I do clean my firearms after each use. I don't scrape nor abrade them necessarily to clean them, but do the best I can with solvents. I grease them with synthetic grease and the grease holds much of the residues and prevents their adhering to the exposed surfaces. I use bronze and nylon brushes on the bore and gas handling areas. I usually clean the grease out with a degreaser and reapply. That is just how I do it. It works well for me. It does not make anyone else's way the wrong way.

hueyville
August 15, 2016, 02:03
I do clean my firearms after each use. I don't scrape nor abrade them necessarily to clean them, but do the best I can with solvents. I grease them with synthetic grease and the grease holds much of the residues and prevents their adhering to the exposed surfaces. I use bronze and nylon brushes on the bore and gas handling areas. I usually clean the grease out with a degreaser and reapply. That is just how I do it. It works well for me. It does not make anyone else's way the wrong way.

Doesn't make your way the wrong way but have seen someone else absolutely clean a gun the wrong way. Like running a multi piece cleaning rod through the bore of a nice custom barrel withour a chamber guide grinding on the throat or coming in from the muzzle grinding the rod against the rifling at crown. Seen people use solvents that dissolved the bedding compound and all sorts of goofyness. No, cleaning every time you shoot is not inherently wrong but have several pistols that get shot as much as five or six days a week. Believe running a brush down the bore several days a week has to introduce erosion.

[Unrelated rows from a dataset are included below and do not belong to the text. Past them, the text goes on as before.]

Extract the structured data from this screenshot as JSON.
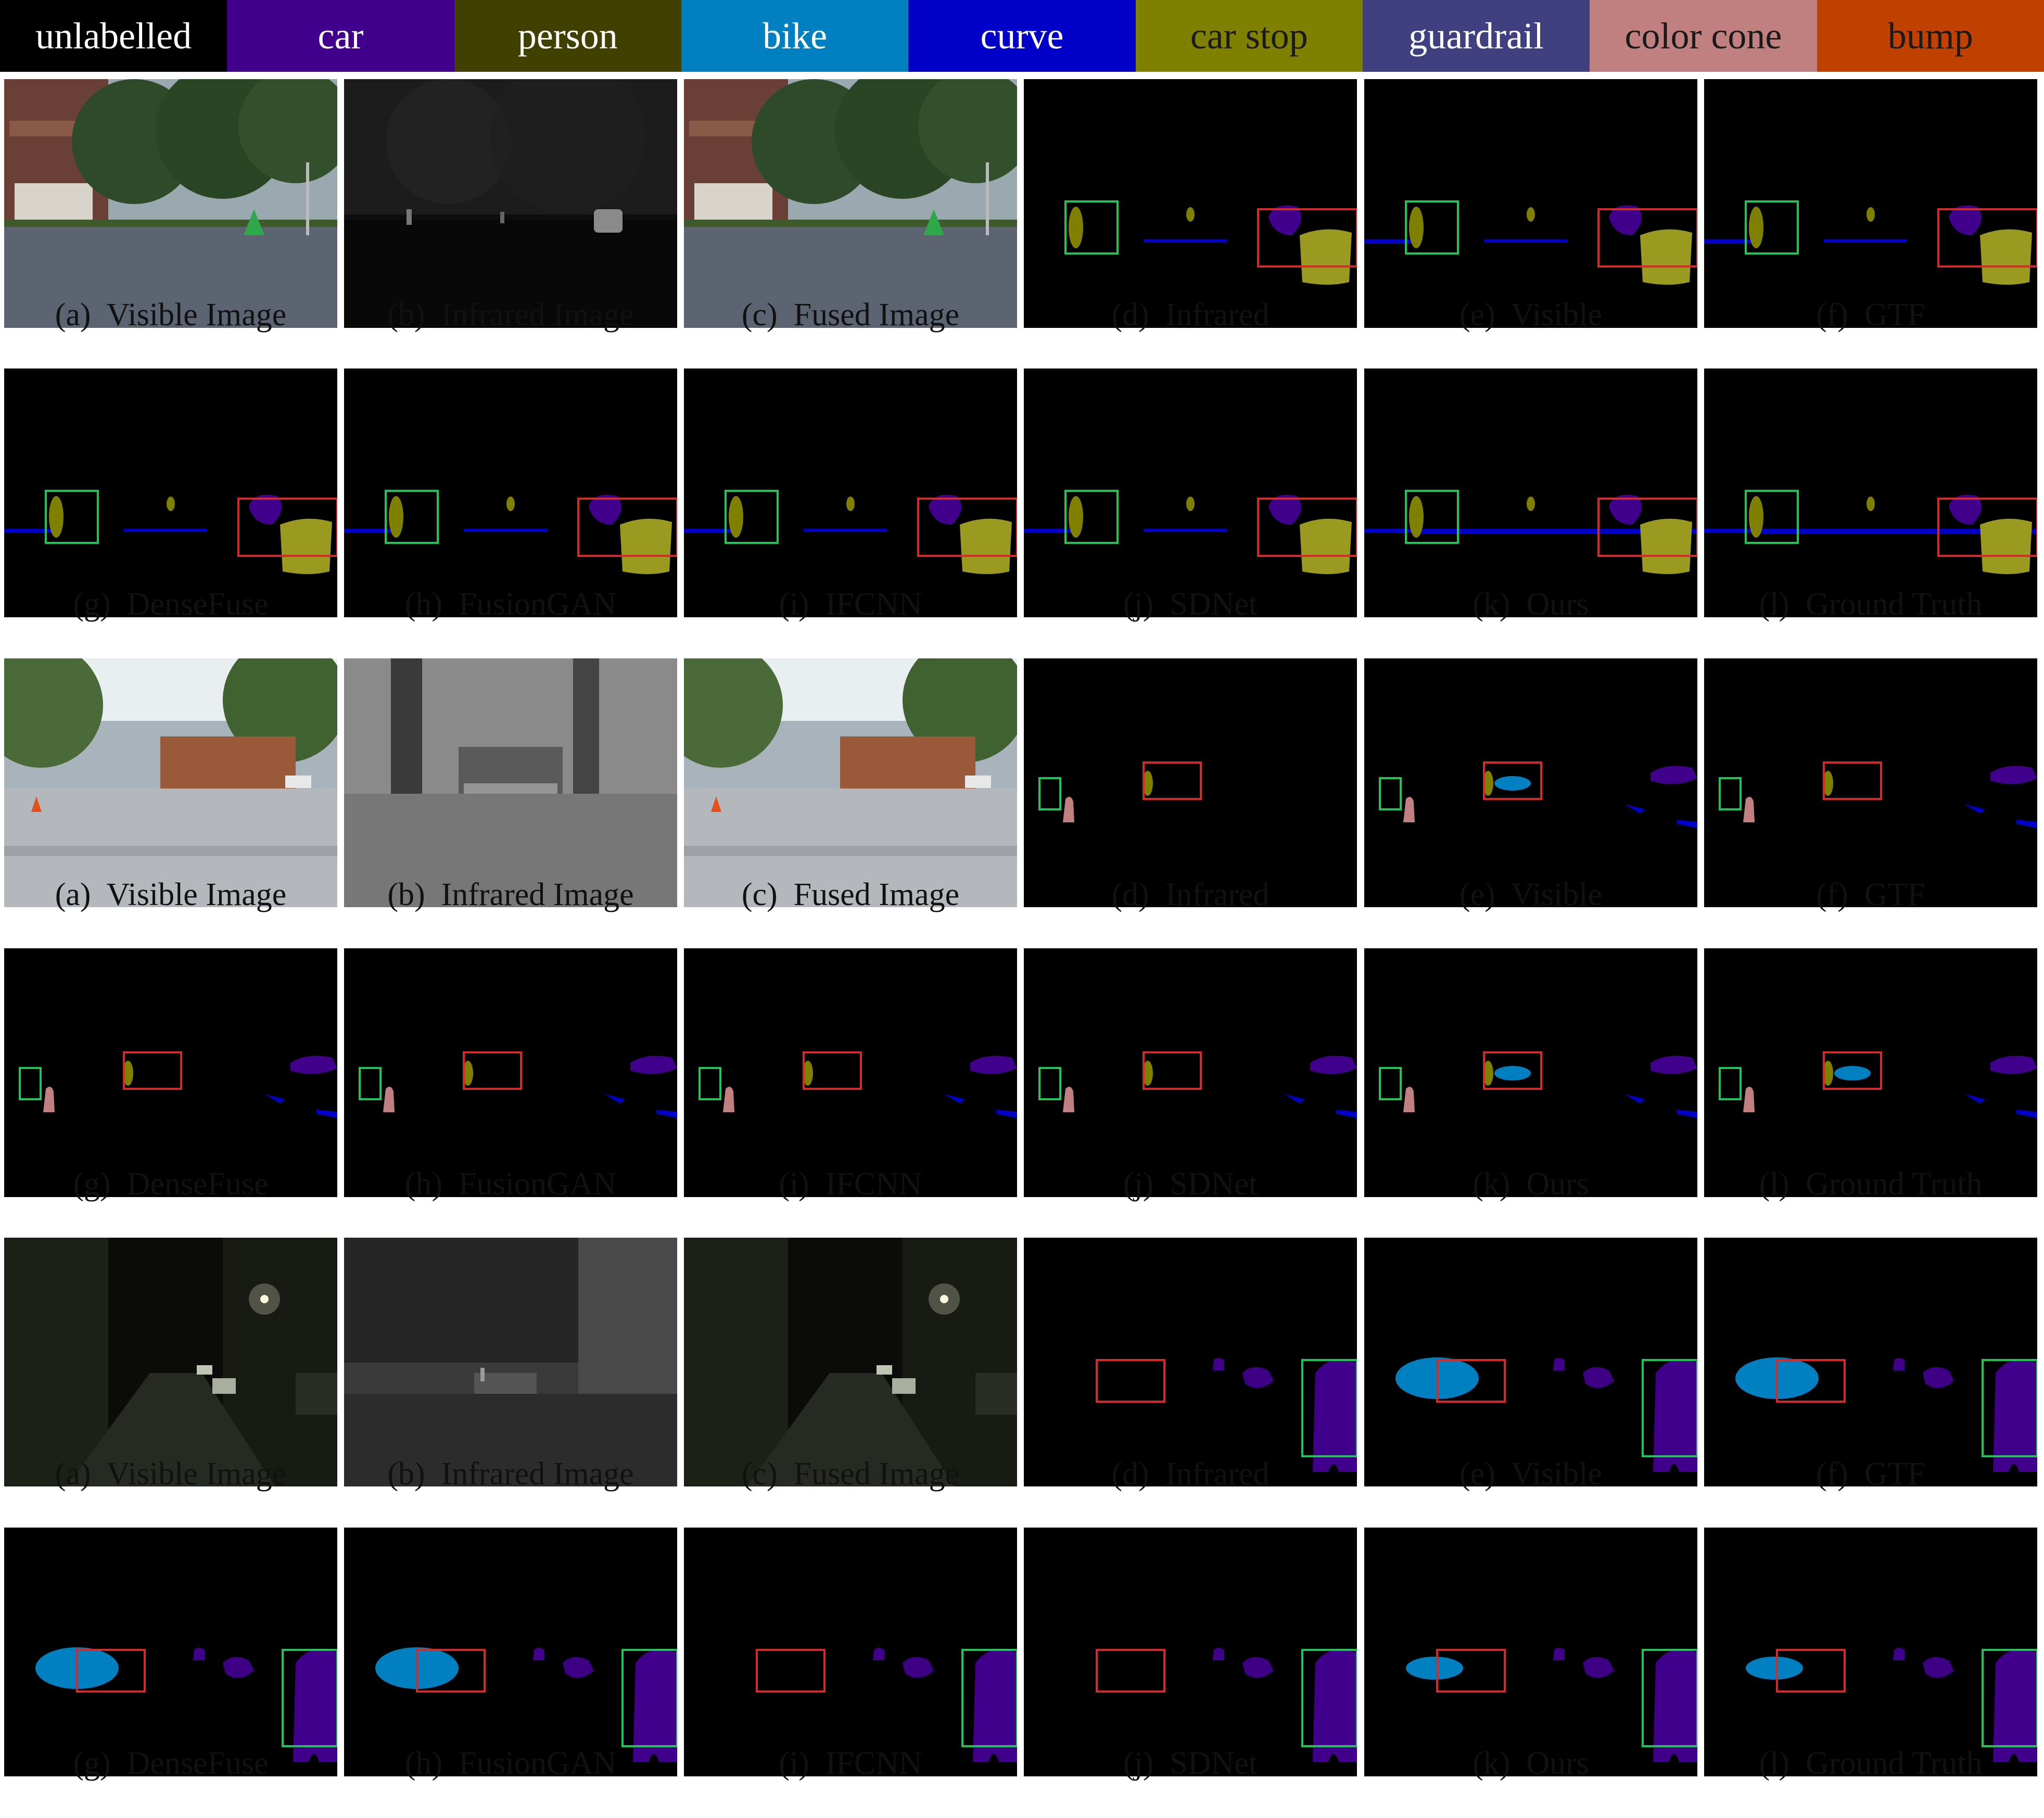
{
  "legend": [
    {
      "label": "unlabelled",
      "color": "#000000"
    },
    {
      "label": "car",
      "color": "#40008c"
    },
    {
      "label": "person",
      "color": "#404000"
    },
    {
      "label": "bike",
      "color": "#0080c0"
    },
    {
      "label": "curve",
      "color": "#0000c8"
    },
    {
      "label": "car stop",
      "color": "#808000"
    },
    {
      "label": "guardrail",
      "color": "#404080"
    },
    {
      "label": "color cone",
      "color": "#c08080"
    },
    {
      "label": "bump",
      "color": "#c04000"
    }
  ],
  "rows": [
    {
      "captions": [
        "(a)  Visible Image",
        "(b)  Infrared Image",
        "(c)  Fused Image",
        "(d)  Infrared",
        "(e)  Visible",
        "(f)  GTF"
      ]
    },
    {
      "captions": [
        "(g)  DenseFuse",
        "(h)  FusionGAN",
        "(i)  IFCNN",
        "(j)  SDNet",
        "(k)  Ours",
        "(l)  Ground Truth"
      ]
    },
    {
      "captions": [
        "(a)  Visible Image",
        "(b)  Infrared Image",
        "(c)  Fused Image",
        "(d)  Infrared",
        "(e)  Visible",
        "(f)  GTF"
      ]
    },
    {
      "captions": [
        "(g)  DenseFuse",
        "(h)  FusionGAN",
        "(i)  IFCNN",
        "(j)  SDNet",
        "(k)  Ours",
        "(l)  Ground Truth"
      ]
    },
    {
      "captions": [
        "(a)  Visible Image",
        "(b)  Infrared Image",
        "(c)  Fused Image",
        "(d)  Infrared",
        "(e)  Visible",
        "(f)  GTF"
      ]
    },
    {
      "captions": [
        "(g)  DenseFuse",
        "(h)  FusionGAN",
        "(i)  IFCNN",
        "(j)  SDNet",
        "(k)  Ours",
        "(l)  Ground Truth"
      ]
    }
  ],
  "box_colors": {
    "green": "#22c45a",
    "red": "#d42a2a"
  }
}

Have a 1911 that is in this crowd along with a Hi Power and a Colt Diamondback in 38 Special. Not uncommon to put 500 to 1,000 rounds through them without an actual cleaning. Wipe them down with oily rag, put in vault and repeat next day. Shooting cast lead bullets and keeping springs replaced will near last forever if don't fool with too much. Imagine the wear from driving pins out several times per week, scrubbing all the parts and reassembly. Just removing grips a few times per week and would have to monkey up some slots and threads. The 10-22 shot thousands of rounds without cleaning slugged the bore before began and after, could not measure any appreciable wear. If had run a cleaning rod down barrel several hundred times bet it would have shown much more wear.

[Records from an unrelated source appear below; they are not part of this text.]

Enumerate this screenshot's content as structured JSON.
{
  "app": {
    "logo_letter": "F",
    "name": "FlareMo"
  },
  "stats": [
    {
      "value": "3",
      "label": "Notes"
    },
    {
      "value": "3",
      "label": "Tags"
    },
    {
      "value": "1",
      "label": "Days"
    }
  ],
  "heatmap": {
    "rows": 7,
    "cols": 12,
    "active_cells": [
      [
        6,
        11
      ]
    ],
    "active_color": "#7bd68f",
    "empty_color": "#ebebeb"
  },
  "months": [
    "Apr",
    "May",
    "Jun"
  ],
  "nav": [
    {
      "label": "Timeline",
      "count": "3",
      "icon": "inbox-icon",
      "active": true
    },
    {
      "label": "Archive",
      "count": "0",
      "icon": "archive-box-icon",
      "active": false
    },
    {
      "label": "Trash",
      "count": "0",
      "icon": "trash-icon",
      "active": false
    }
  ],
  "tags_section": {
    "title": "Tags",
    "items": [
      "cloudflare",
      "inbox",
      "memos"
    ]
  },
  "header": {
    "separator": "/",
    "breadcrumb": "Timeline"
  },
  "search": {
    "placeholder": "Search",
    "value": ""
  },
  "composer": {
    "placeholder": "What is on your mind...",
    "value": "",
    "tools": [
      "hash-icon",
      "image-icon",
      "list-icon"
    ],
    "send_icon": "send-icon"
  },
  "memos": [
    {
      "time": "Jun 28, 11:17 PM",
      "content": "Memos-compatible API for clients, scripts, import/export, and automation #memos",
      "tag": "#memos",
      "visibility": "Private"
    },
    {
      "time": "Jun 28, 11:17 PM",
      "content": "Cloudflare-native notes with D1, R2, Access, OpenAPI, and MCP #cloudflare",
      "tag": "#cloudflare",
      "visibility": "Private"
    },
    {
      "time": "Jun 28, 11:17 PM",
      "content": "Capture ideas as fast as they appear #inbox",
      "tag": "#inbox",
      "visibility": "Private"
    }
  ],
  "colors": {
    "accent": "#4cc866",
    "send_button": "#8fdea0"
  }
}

When take one of my collector guns out for a rare day at range, it gets cleaned and well oiled before return to vault. My shop squirrel rifle, can't remember last time was cleaned, been over a year and shot every week. At work in a zero tolerance area for misses. My business is in County but property three sides is city and shooting illegal thus all rounds must not cross property line. When gets dry add some oil and keep shooting.

95t-100
August 17, 2016, 11:22
I clean mine after a few range trips, mostly to make sure nothing is rusting since it is humid where I live. I also like to inspect the parts for unusual wear or breakage; this has never been an issue with my M1A but I have found cracked/broken parts in other rifles that could have been really dangerous if not corrected. After cleaning/inspecting I lightly grease my rifle with Lubriplate 130-A in the areas listed by Orlando.